To lighten the mood of the story, I often joke that what came next was my “Lifetime TV Movie” moment, complete with sobbing, punching and throwing pillows, ripping things off the wall and tearing my room apart in hysterics. Joke or not, that’s just what happened. I had experienced a desperately needed moment of clarity. I was going to die if something didn’t change. I could not go on like that for another moment. I could not continue to seclude myself, to remove myself from life while I waited for life to begin. After destroying my bedroom proved to be a less than helpful resolution, I realized what I had to do next. It was 1 a.m. now, and I didn’t care. I went upstairs and into my parents’ room.
“Mom,” I uttered.
And then, I chose to say the truest, and by far hardest, thing I had said in well over a year, “Mom… I need help.”

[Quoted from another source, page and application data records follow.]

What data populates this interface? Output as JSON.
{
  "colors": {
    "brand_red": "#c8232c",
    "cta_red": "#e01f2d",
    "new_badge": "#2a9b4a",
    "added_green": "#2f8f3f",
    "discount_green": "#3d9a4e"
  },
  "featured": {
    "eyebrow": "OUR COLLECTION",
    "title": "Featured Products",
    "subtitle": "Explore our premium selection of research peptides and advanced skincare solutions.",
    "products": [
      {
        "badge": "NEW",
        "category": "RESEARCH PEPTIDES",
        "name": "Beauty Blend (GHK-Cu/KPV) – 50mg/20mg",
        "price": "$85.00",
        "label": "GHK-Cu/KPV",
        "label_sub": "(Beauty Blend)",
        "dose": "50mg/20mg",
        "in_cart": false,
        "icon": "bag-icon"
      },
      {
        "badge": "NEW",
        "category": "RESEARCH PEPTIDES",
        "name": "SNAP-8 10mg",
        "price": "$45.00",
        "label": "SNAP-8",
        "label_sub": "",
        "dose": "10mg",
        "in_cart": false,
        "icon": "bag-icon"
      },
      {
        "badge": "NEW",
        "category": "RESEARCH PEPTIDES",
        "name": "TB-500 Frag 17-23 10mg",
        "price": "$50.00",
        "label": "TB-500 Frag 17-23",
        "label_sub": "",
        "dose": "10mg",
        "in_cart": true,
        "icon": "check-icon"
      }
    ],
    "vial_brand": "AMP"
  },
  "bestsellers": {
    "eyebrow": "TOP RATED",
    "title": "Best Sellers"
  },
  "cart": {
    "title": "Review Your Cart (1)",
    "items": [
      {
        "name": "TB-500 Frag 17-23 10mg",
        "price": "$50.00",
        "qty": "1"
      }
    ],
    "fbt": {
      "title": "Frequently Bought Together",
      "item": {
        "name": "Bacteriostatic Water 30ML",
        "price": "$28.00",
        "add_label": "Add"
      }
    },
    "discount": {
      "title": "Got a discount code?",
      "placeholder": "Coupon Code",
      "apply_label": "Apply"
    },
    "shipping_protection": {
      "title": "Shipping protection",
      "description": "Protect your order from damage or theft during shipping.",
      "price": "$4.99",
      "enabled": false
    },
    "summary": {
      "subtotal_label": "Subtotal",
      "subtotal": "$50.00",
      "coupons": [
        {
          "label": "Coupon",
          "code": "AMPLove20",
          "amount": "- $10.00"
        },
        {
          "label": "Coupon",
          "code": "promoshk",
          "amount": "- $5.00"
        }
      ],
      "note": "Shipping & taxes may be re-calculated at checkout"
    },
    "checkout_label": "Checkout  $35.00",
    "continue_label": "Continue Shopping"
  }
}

I chose. I had no idea what I was choosing, what the next step meant, where life was inevitably going to go. And that was the most difficult part about this choice. This choice meant allowing myself to feel like I was walking on a high wire, with no safety net below me, no harness to keep me from tumbling. I was choosing to acknowledge, to feel once more. To be totally honest, I didn’t even know I was choosing recovery. All I knew was what I saw in that fleeting moment of clarity (and believe me, it was very fleeting) was the scariest thing I had ever seen and in order to save my life, I needed to run in the opposite direction. The opposite of an eating disorder is acceptance of imperfection, of self, of the present moment. It is allowing the self to be vulnerable, to be open to hurt and suffering. But it is also allowing the self to be open to love and joy. It is allowing the self to live again. To taste life. To connect. To grow. To embrace. It’s believing in one’s Truth, in practicing compassion for the self. It’s, plain and simple, living. I have done a lot of courageous things in my life, but everything pales in comparison to this moment, to this choice. If someone were to ask me, “what is your greatest accomplishment in life?” or “what is the proudest moment of your life?” I will tell them the story of this night.
What comes next, the story of my personal path of recovery is for another day. Just like every other person who is and has been in recovery for an eating disorder, I worked my ass off. To this day I’m still working my ass off. Of course it has gotten easier and with constant effort it will continue to get easier. My eating disorder is part of me and it always will be. The difference now, the most important part in choosing recovery, has been just that: the choice. I chose recovery that night for the very first time. Since that night,I have wavered, yes. I have struggled and strayed. But I have realized that every moment brings with it the chance to chose recovery again. And I always will. Recovery is not a choice you make only once. Again and again and again. I will choose– recovery.